How the National Model Design Code changes the system: the Planning Briefing

How the National Model Design Code changes the system: the Planning Briefing

The new guidance sets out design considerations that local planning authorities will be expected to take into account when developing local design codes and guides

Why the PM's suggestion that greenfield housebuilding is unnecessary could further delay councils' plan-making

Why the PM's suggestion that greenfield housebuilding is unnecessary could further delay councils' plan-making

A recent speech by the prime minister that expressed opposition to greenfield housing has prompted two local authorities to announce a "pause" in their local plan-making work, despite no change in national policy.
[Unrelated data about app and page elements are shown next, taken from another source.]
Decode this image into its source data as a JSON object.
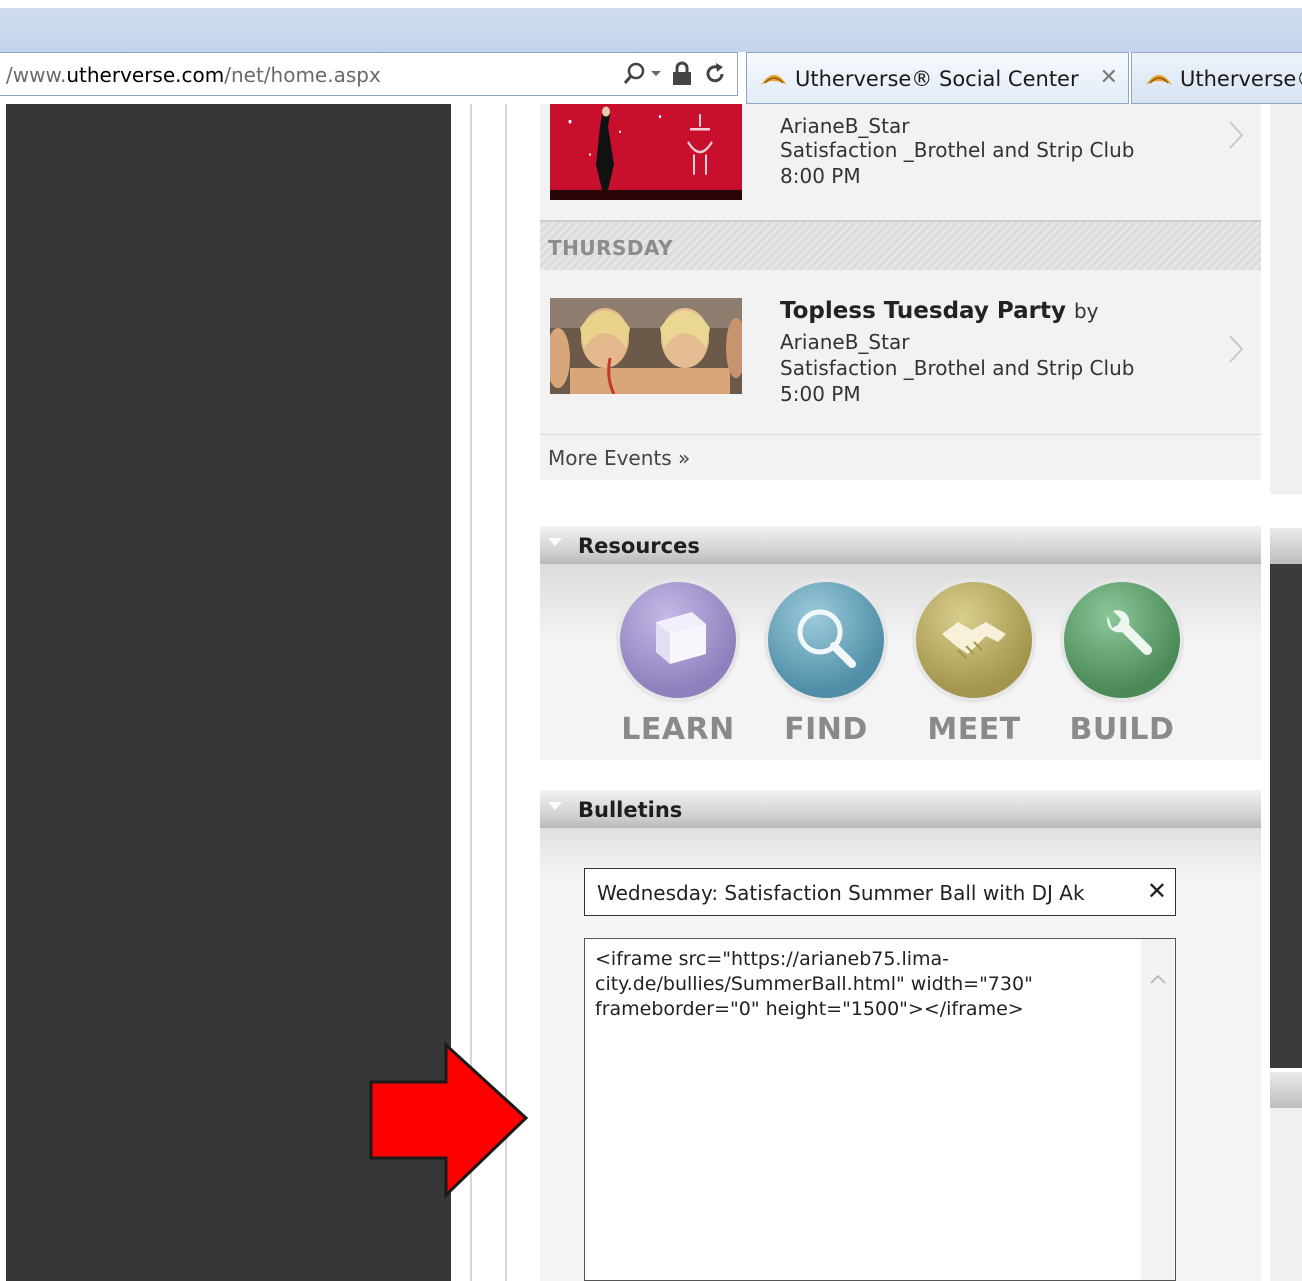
{
  "browser": {
    "url_prefix": "/www.",
    "url_domain": "utherverse.com",
    "url_path": "/net/home.aspx",
    "tabs": [
      {
        "label": "Utherverse® Social Center",
        "close": "✕"
      },
      {
        "label": "Utherverse®"
      }
    ]
  },
  "events": {
    "items": [
      {
        "host": "ArianeB_Star",
        "location": "Satisfaction _Brothel and Strip Club",
        "time": "8:00 PM"
      },
      {
        "title": "Topless Tuesday Party",
        "by": "by",
        "host": "ArianeB_Star",
        "location": "Satisfaction _Brothel and Strip Club",
        "time": "5:00 PM"
      }
    ],
    "day": "THURSDAY",
    "more": "More Events »"
  },
  "resources": {
    "title": "Resources",
    "items": [
      {
        "label": "LEARN",
        "icon": "book-icon",
        "color": "#9a8bc4"
      },
      {
        "label": "FIND",
        "icon": "magnifier-icon",
        "color": "#5b9bb0"
      },
      {
        "label": "MEET",
        "icon": "handshake-icon",
        "color": "#b3a65a"
      },
      {
        "label": "BUILD",
        "icon": "wrench-icon",
        "color": "#5a9a62"
      }
    ]
  },
  "bulletins": {
    "title": "Bulletins",
    "subject": "Wednesday: Satisfaction Summer Ball with DJ Ak",
    "close": "✕",
    "body": "<iframe src=\"https://arianeb75.lima-city.de/bullies/SummerBall.html\" width=\"730\" frameborder=\"0\" height=\"1500\"></iframe>"
  },
  "annotation": {
    "icon": "red-arrow-icon",
    "color": "#ff0000"
  }
}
Some observers fear that more councils will follow suit, though other authorities have declared they are ploughing ahead with getting plans in place to avoid the risk of speculative applications.


Rural Planning Comment

Four implications for planners and developers of the new need to show biodiversity gains, by Angus Walker

Nationally significant infrastructure project (NSIP) applications, as well as conventional planning applications, will need to demonstrate that they improve biodiversity, we learned last month. What are the implications?

How the government's own agenda is driving it towards strategic planning solutions, by Catriona Riddell

The government has shelved its proposals to give the West Yorkshire mayor cross-boundary planning powers, and the Queen's Speech was silent about strategic planning altogether. But its rail white paper, and forthcoming Environment Bill and levelling up white paper, seem likely to require larger-than-local-authority level planning.

Legal Viewpoint: How ruling sheds light on isolated homes and heritage protection policies

The Court of Appeal recently handed down an important judgment considering the application of policies in the National Planning Policy Framework (NPPF) to “isolated homes” in the countryside and on the weighting attributable to heritage assets.

The best planners are those that see the bigger picture, by Graeme Bell

There are traditional routes into planning through degrees and qualifications, but to address deep-seated issues in society, we must seek out people who, above all, want to make the world a better place.